Local Cellular Agriculture

Cellular agriculture consists of an emerging set of technologies for producing local, reliable dairy and meat alternatives with low environmental footprints, and the potential to operate in a variety of industrial, urban and rural spaces, and communities. Led by the Food and Agriculture Institute at the University of the Fraser Valley, this project explores the potential cellular agriculture (CA) has for enhancing and contributing to local food security, economic development, and sustainability in Canadian Communities.

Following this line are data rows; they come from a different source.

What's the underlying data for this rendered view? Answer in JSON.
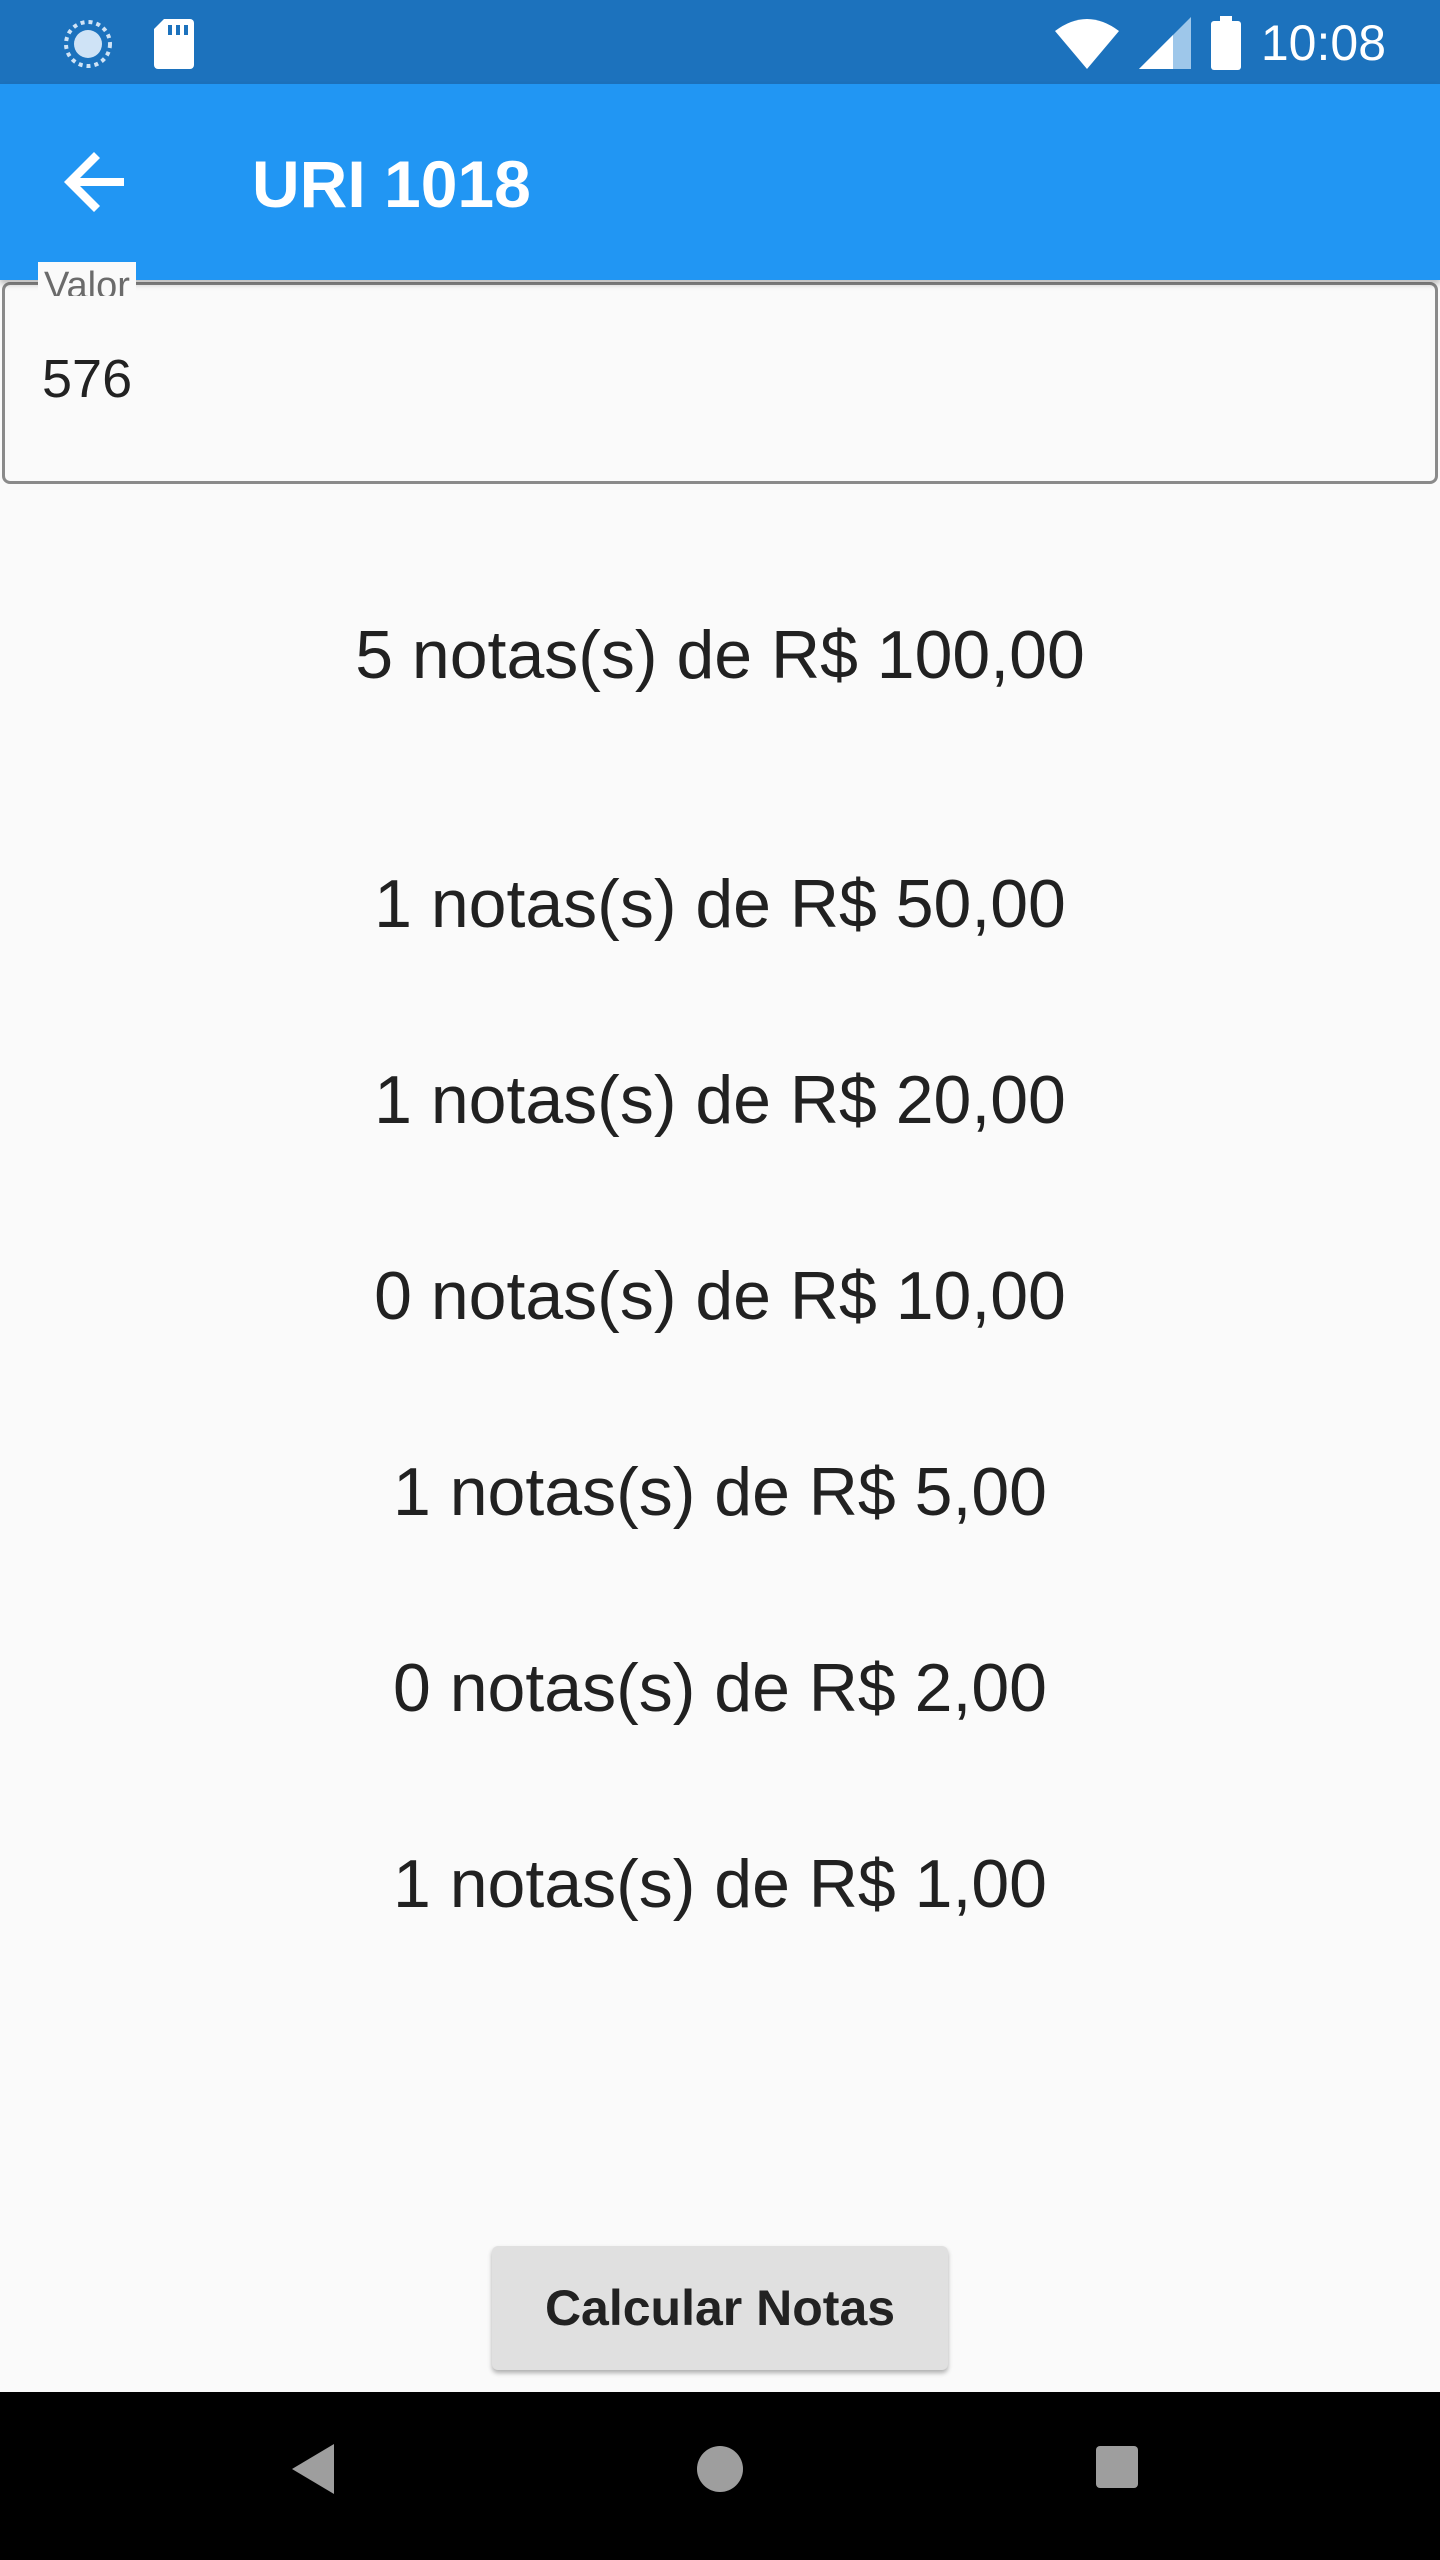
{
  "status_bar": {
    "time": "10:08",
    "left_icons": [
      "sync-icon",
      "sd-card-icon"
    ],
    "right_icons": [
      "wifi-icon",
      "signal-icon",
      "battery-icon"
    ]
  },
  "app_bar": {
    "title": "URI 1018",
    "back_icon": "arrow-back-icon",
    "color": "#2196f3"
  },
  "input": {
    "label": "Valor",
    "value": "576"
  },
  "results": [
    "5 notas(s) de R$ 100,00",
    "1 notas(s) de R$ 50,00",
    "1 notas(s) de R$ 20,00",
    "0 notas(s) de R$ 10,00",
    "1 notas(s) de R$ 5,00",
    "0 notas(s) de R$ 2,00",
    "1 notas(s) de R$ 1,00"
  ],
  "actions": {
    "calculate_label": "Calcular Notas"
  },
  "nav_bar": {
    "icons": [
      "nav-back-icon",
      "nav-home-icon",
      "nav-recents-icon"
    ]
  }
}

Based in the Fraser Valley region, this project engages government, NGOs, industry, and community members to explore social, environmental, and economic opportunities and challenges around developing a local CA industry.

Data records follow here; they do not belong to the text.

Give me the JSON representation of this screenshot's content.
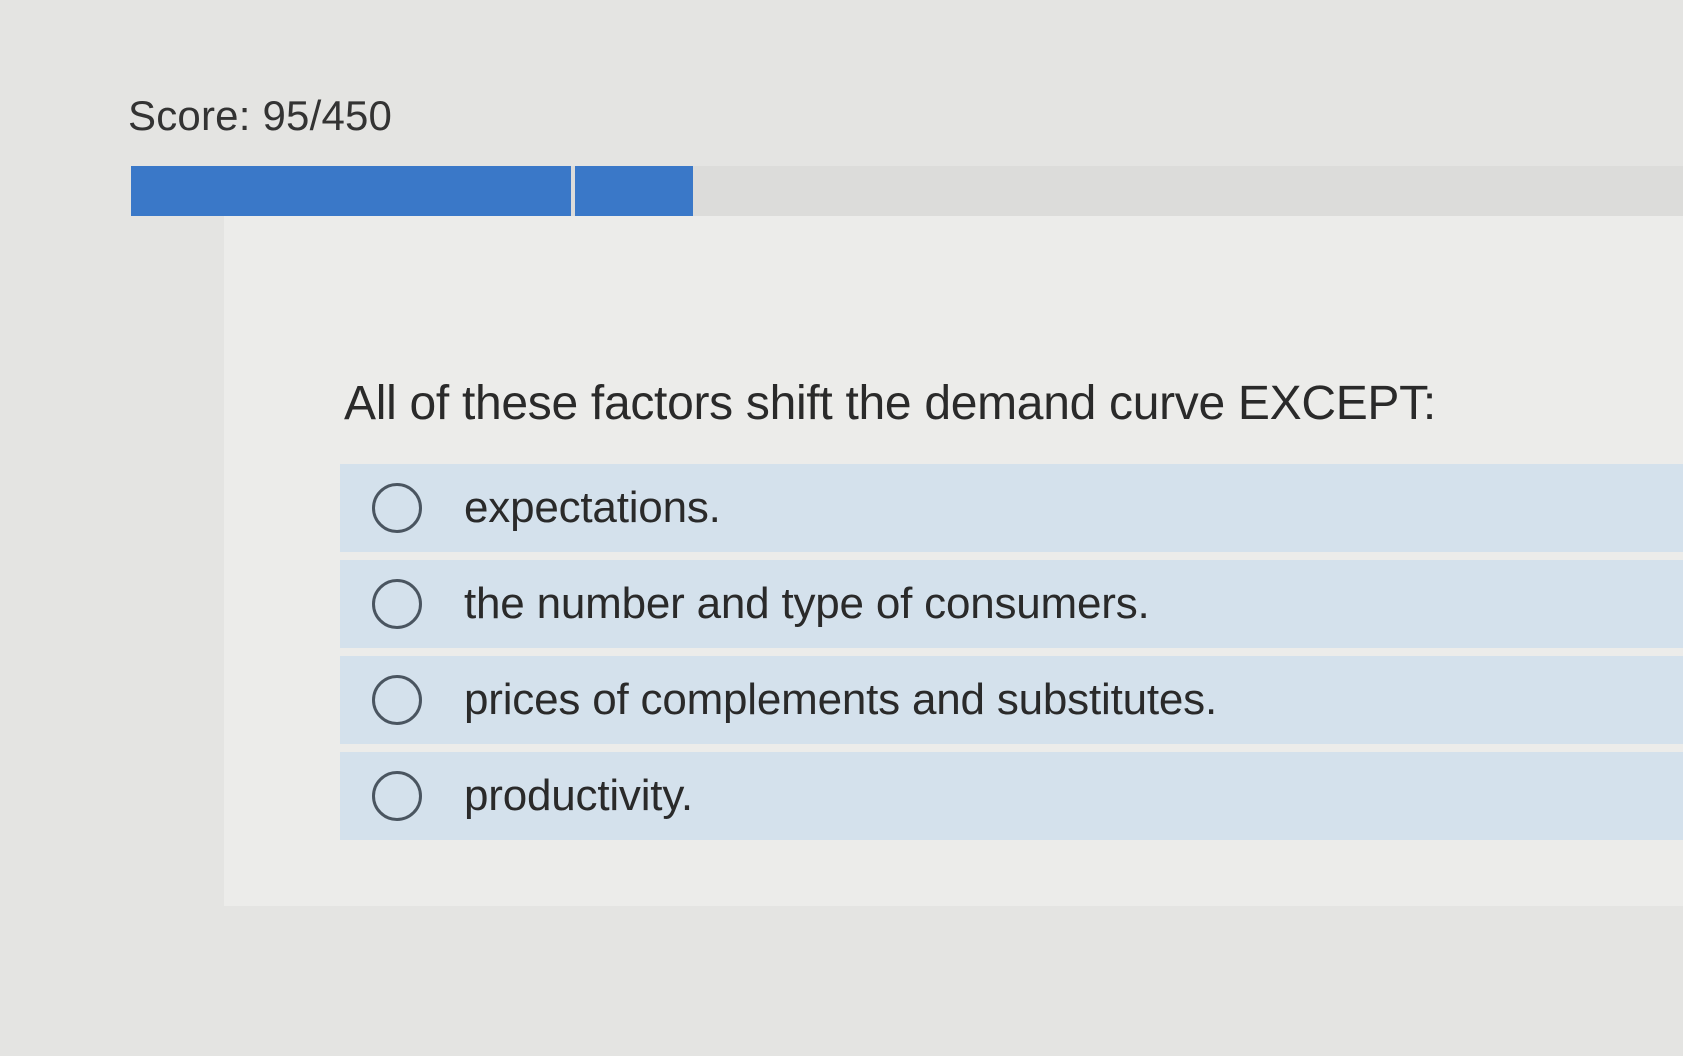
{
  "score": {
    "label": "Score: 95/450",
    "progress_fraction": 0.3
  },
  "question": {
    "prompt": "All of these factors shift the demand curve EXCEPT:",
    "options": [
      {
        "label": "expectations.",
        "selected": false
      },
      {
        "label": "the number and type of consumers.",
        "selected": false
      },
      {
        "label": "prices of complements and substitutes.",
        "selected": false
      },
      {
        "label": "productivity.",
        "selected": false
      }
    ]
  },
  "colors": {
    "progress_fill": "#3a78c8",
    "option_background": "#d4e1ec",
    "page_background": "#e4e4e2"
  }
}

What is cellular agriculture?

In some parts of the world you can already find, in stores, ice cream, milk, chocolate bars, cheese, and cream cheese made with animal-free dairy proteins. The dairy protein (e.g. whey) that is added into each recipe for something like this ice cream is molecularly identical to conventional sources of that protein, it just didn’t require an animal to produce it! It was produced using cellular agriculture techniques.

Cellular agriculture involves growing proteins or fats either through a cell culture (growing and propagating cells) or through fermentation (getting a microorganism to produce your compound of interest). In this diagram we focus on using fermentation processes to create dairy proteins of interest. While the idea of making dairy products without animals is exciting, it also raises lots of questions:

  • How does this cellular dairy protein production process work?
  • Where would this happen?
  • What are the potential social, environmental, and economic costs associated with this industry?

The interactive diagram below shows at a very basic level how animal-free dairy proteins are made and provides some tentative answers to these questions. Click the boxes to learn more about the cellular dairy protein production process.


Project Collaborators


New Harvest FSC

This project is being supported by funding from the Future Skills Centre's Shock-proofing the Future of Work program.